_YOUR ASSIGNMENT:_ An exact copy of the records is required, minus the pictures they hold.

MATERIAL PROVIDED Block Start

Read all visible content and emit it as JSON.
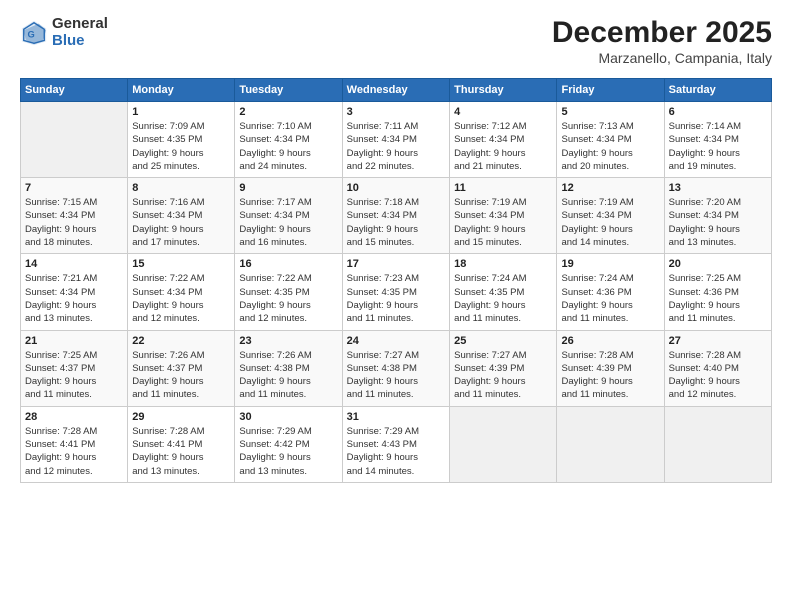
{
  "logo": {
    "general": "General",
    "blue": "Blue"
  },
  "title": "December 2025",
  "subtitle": "Marzanello, Campania, Italy",
  "days_header": [
    "Sunday",
    "Monday",
    "Tuesday",
    "Wednesday",
    "Thursday",
    "Friday",
    "Saturday"
  ],
  "weeks": [
    [
      {
        "day": "",
        "info": ""
      },
      {
        "day": "1",
        "info": "Sunrise: 7:09 AM\nSunset: 4:35 PM\nDaylight: 9 hours\nand 25 minutes."
      },
      {
        "day": "2",
        "info": "Sunrise: 7:10 AM\nSunset: 4:34 PM\nDaylight: 9 hours\nand 24 minutes."
      },
      {
        "day": "3",
        "info": "Sunrise: 7:11 AM\nSunset: 4:34 PM\nDaylight: 9 hours\nand 22 minutes."
      },
      {
        "day": "4",
        "info": "Sunrise: 7:12 AM\nSunset: 4:34 PM\nDaylight: 9 hours\nand 21 minutes."
      },
      {
        "day": "5",
        "info": "Sunrise: 7:13 AM\nSunset: 4:34 PM\nDaylight: 9 hours\nand 20 minutes."
      },
      {
        "day": "6",
        "info": "Sunrise: 7:14 AM\nSunset: 4:34 PM\nDaylight: 9 hours\nand 19 minutes."
      }
    ],
    [
      {
        "day": "7",
        "info": "Sunrise: 7:15 AM\nSunset: 4:34 PM\nDaylight: 9 hours\nand 18 minutes."
      },
      {
        "day": "8",
        "info": "Sunrise: 7:16 AM\nSunset: 4:34 PM\nDaylight: 9 hours\nand 17 minutes."
      },
      {
        "day": "9",
        "info": "Sunrise: 7:17 AM\nSunset: 4:34 PM\nDaylight: 9 hours\nand 16 minutes."
      },
      {
        "day": "10",
        "info": "Sunrise: 7:18 AM\nSunset: 4:34 PM\nDaylight: 9 hours\nand 15 minutes."
      },
      {
        "day": "11",
        "info": "Sunrise: 7:19 AM\nSunset: 4:34 PM\nDaylight: 9 hours\nand 15 minutes."
      },
      {
        "day": "12",
        "info": "Sunrise: 7:19 AM\nSunset: 4:34 PM\nDaylight: 9 hours\nand 14 minutes."
      },
      {
        "day": "13",
        "info": "Sunrise: 7:20 AM\nSunset: 4:34 PM\nDaylight: 9 hours\nand 13 minutes."
      }
    ],
    [
      {
        "day": "14",
        "info": "Sunrise: 7:21 AM\nSunset: 4:34 PM\nDaylight: 9 hours\nand 13 minutes."
      },
      {
        "day": "15",
        "info": "Sunrise: 7:22 AM\nSunset: 4:34 PM\nDaylight: 9 hours\nand 12 minutes."
      },
      {
        "day": "16",
        "info": "Sunrise: 7:22 AM\nSunset: 4:35 PM\nDaylight: 9 hours\nand 12 minutes."
      },
      {
        "day": "17",
        "info": "Sunrise: 7:23 AM\nSunset: 4:35 PM\nDaylight: 9 hours\nand 11 minutes."
      },
      {
        "day": "18",
        "info": "Sunrise: 7:24 AM\nSunset: 4:35 PM\nDaylight: 9 hours\nand 11 minutes."
      },
      {
        "day": "19",
        "info": "Sunrise: 7:24 AM\nSunset: 4:36 PM\nDaylight: 9 hours\nand 11 minutes."
      },
      {
        "day": "20",
        "info": "Sunrise: 7:25 AM\nSunset: 4:36 PM\nDaylight: 9 hours\nand 11 minutes."
      }
    ],
    [
      {
        "day": "21",
        "info": "Sunrise: 7:25 AM\nSunset: 4:37 PM\nDaylight: 9 hours\nand 11 minutes."
      },
      {
        "day": "22",
        "info": "Sunrise: 7:26 AM\nSunset: 4:37 PM\nDaylight: 9 hours\nand 11 minutes."
      },
      {
        "day": "23",
        "info": "Sunrise: 7:26 AM\nSunset: 4:38 PM\nDaylight: 9 hours\nand 11 minutes."
      },
      {
        "day": "24",
        "info": "Sunrise: 7:27 AM\nSunset: 4:38 PM\nDaylight: 9 hours\nand 11 minutes."
      },
      {
        "day": "25",
        "info": "Sunrise: 7:27 AM\nSunset: 4:39 PM\nDaylight: 9 hours\nand 11 minutes."
      },
      {
        "day": "26",
        "info": "Sunrise: 7:28 AM\nSunset: 4:39 PM\nDaylight: 9 hours\nand 11 minutes."
      },
      {
        "day": "27",
        "info": "Sunrise: 7:28 AM\nSunset: 4:40 PM\nDaylight: 9 hours\nand 12 minutes."
      }
    ],
    [
      {
        "day": "28",
        "info": "Sunrise: 7:28 AM\nSunset: 4:41 PM\nDaylight: 9 hours\nand 12 minutes."
      },
      {
        "day": "29",
        "info": "Sunrise: 7:28 AM\nSunset: 4:41 PM\nDaylight: 9 hours\nand 13 minutes."
      },
      {
        "day": "30",
        "info": "Sunrise: 7:29 AM\nSunset: 4:42 PM\nDaylight: 9 hours\nand 13 minutes."
      },
      {
        "day": "31",
        "info": "Sunrise: 7:29 AM\nSunset: 4:43 PM\nDaylight: 9 hours\nand 14 minutes."
      },
      {
        "day": "",
        "info": ""
      },
      {
        "day": "",
        "info": ""
      },
      {
        "day": "",
        "info": ""
      }
    ]
  ]
}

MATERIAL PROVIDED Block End

_OUTPUT OF THE EXERCISE:_
Read all visible content and emit it as JSON.
{
  "logo": {
    "general": "General",
    "blue": "Blue"
  },
  "title": "December 2025",
  "subtitle": "Marzanello, Campania, Italy",
  "days_header": [
    "Sunday",
    "Monday",
    "Tuesday",
    "Wednesday",
    "Thursday",
    "Friday",
    "Saturday"
  ],
  "weeks": [
    [
      {
        "day": "",
        "info": ""
      },
      {
        "day": "1",
        "info": "Sunrise: 7:09 AM\nSunset: 4:35 PM\nDaylight: 9 hours\nand 25 minutes."
      },
      {
        "day": "2",
        "info": "Sunrise: 7:10 AM\nSunset: 4:34 PM\nDaylight: 9 hours\nand 24 minutes."
      },
      {
        "day": "3",
        "info": "Sunrise: 7:11 AM\nSunset: 4:34 PM\nDaylight: 9 hours\nand 22 minutes."
      },
      {
        "day": "4",
        "info": "Sunrise: 7:12 AM\nSunset: 4:34 PM\nDaylight: 9 hours\nand 21 minutes."
      },
      {
        "day": "5",
        "info": "Sunrise: 7:13 AM\nSunset: 4:34 PM\nDaylight: 9 hours\nand 20 minutes."
      },
      {
        "day": "6",
        "info": "Sunrise: 7:14 AM\nSunset: 4:34 PM\nDaylight: 9 hours\nand 19 minutes."
      }
    ],
    [
      {
        "day": "7",
        "info": "Sunrise: 7:15 AM\nSunset: 4:34 PM\nDaylight: 9 hours\nand 18 minutes."
      },
      {
        "day": "8",
        "info": "Sunrise: 7:16 AM\nSunset: 4:34 PM\nDaylight: 9 hours\nand 17 minutes."
      },
      {
        "day": "9",
        "info": "Sunrise: 7:17 AM\nSunset: 4:34 PM\nDaylight: 9 hours\nand 16 minutes."
      },
      {
        "day": "10",
        "info": "Sunrise: 7:18 AM\nSunset: 4:34 PM\nDaylight: 9 hours\nand 15 minutes."
      },
      {
        "day": "11",
        "info": "Sunrise: 7:19 AM\nSunset: 4:34 PM\nDaylight: 9 hours\nand 15 minutes."
      },
      {
        "day": "12",
        "info": "Sunrise: 7:19 AM\nSunset: 4:34 PM\nDaylight: 9 hours\nand 14 minutes."
      },
      {
        "day": "13",
        "info": "Sunrise: 7:20 AM\nSunset: 4:34 PM\nDaylight: 9 hours\nand 13 minutes."
      }
    ],
    [
      {
        "day": "14",
        "info": "Sunrise: 7:21 AM\nSunset: 4:34 PM\nDaylight: 9 hours\nand 13 minutes."
      },
      {
        "day": "15",
        "info": "Sunrise: 7:22 AM\nSunset: 4:34 PM\nDaylight: 9 hours\nand 12 minutes."
      },
      {
        "day": "16",
        "info": "Sunrise: 7:22 AM\nSunset: 4:35 PM\nDaylight: 9 hours\nand 12 minutes."
      },
      {
        "day": "17",
        "info": "Sunrise: 7:23 AM\nSunset: 4:35 PM\nDaylight: 9 hours\nand 11 minutes."
      },
      {
        "day": "18",
        "info": "Sunrise: 7:24 AM\nSunset: 4:35 PM\nDaylight: 9 hours\nand 11 minutes."
      },
      {
        "day": "19",
        "info": "Sunrise: 7:24 AM\nSunset: 4:36 PM\nDaylight: 9 hours\nand 11 minutes."
      },
      {
        "day": "20",
        "info": "Sunrise: 7:25 AM\nSunset: 4:36 PM\nDaylight: 9 hours\nand 11 minutes."
      }
    ],
    [
      {
        "day": "21",
        "info": "Sunrise: 7:25 AM\nSunset: 4:37 PM\nDaylight: 9 hours\nand 11 minutes."
      },
      {
        "day": "22",
        "info": "Sunrise: 7:26 AM\nSunset: 4:37 PM\nDaylight: 9 hours\nand 11 minutes."
      },
      {
        "day": "23",
        "info": "Sunrise: 7:26 AM\nSunset: 4:38 PM\nDaylight: 9 hours\nand 11 minutes."
      },
      {
        "day": "24",
        "info": "Sunrise: 7:27 AM\nSunset: 4:38 PM\nDaylight: 9 hours\nand 11 minutes."
      },
      {
        "day": "25",
        "info": "Sunrise: 7:27 AM\nSunset: 4:39 PM\nDaylight: 9 hours\nand 11 minutes."
      },
      {
        "day": "26",
        "info": "Sunrise: 7:28 AM\nSunset: 4:39 PM\nDaylight: 9 hours\nand 11 minutes."
      },
      {
        "day": "27",
        "info": "Sunrise: 7:28 AM\nSunset: 4:40 PM\nDaylight: 9 hours\nand 12 minutes."
      }
    ],
    [
      {
        "day": "28",
        "info": "Sunrise: 7:28 AM\nSunset: 4:41 PM\nDaylight: 9 hours\nand 12 minutes."
      },
      {
        "day": "29",
        "info": "Sunrise: 7:28 AM\nSunset: 4:41 PM\nDaylight: 9 hours\nand 13 minutes."
      },
      {
        "day": "30",
        "info": "Sunrise: 7:29 AM\nSunset: 4:42 PM\nDaylight: 9 hours\nand 13 minutes."
      },
      {
        "day": "31",
        "info": "Sunrise: 7:29 AM\nSunset: 4:43 PM\nDaylight: 9 hours\nand 14 minutes."
      },
      {
        "day": "",
        "info": ""
      },
      {
        "day": "",
        "info": ""
      },
      {
        "day": "",
        "info": ""
      }
    ]
  ]
}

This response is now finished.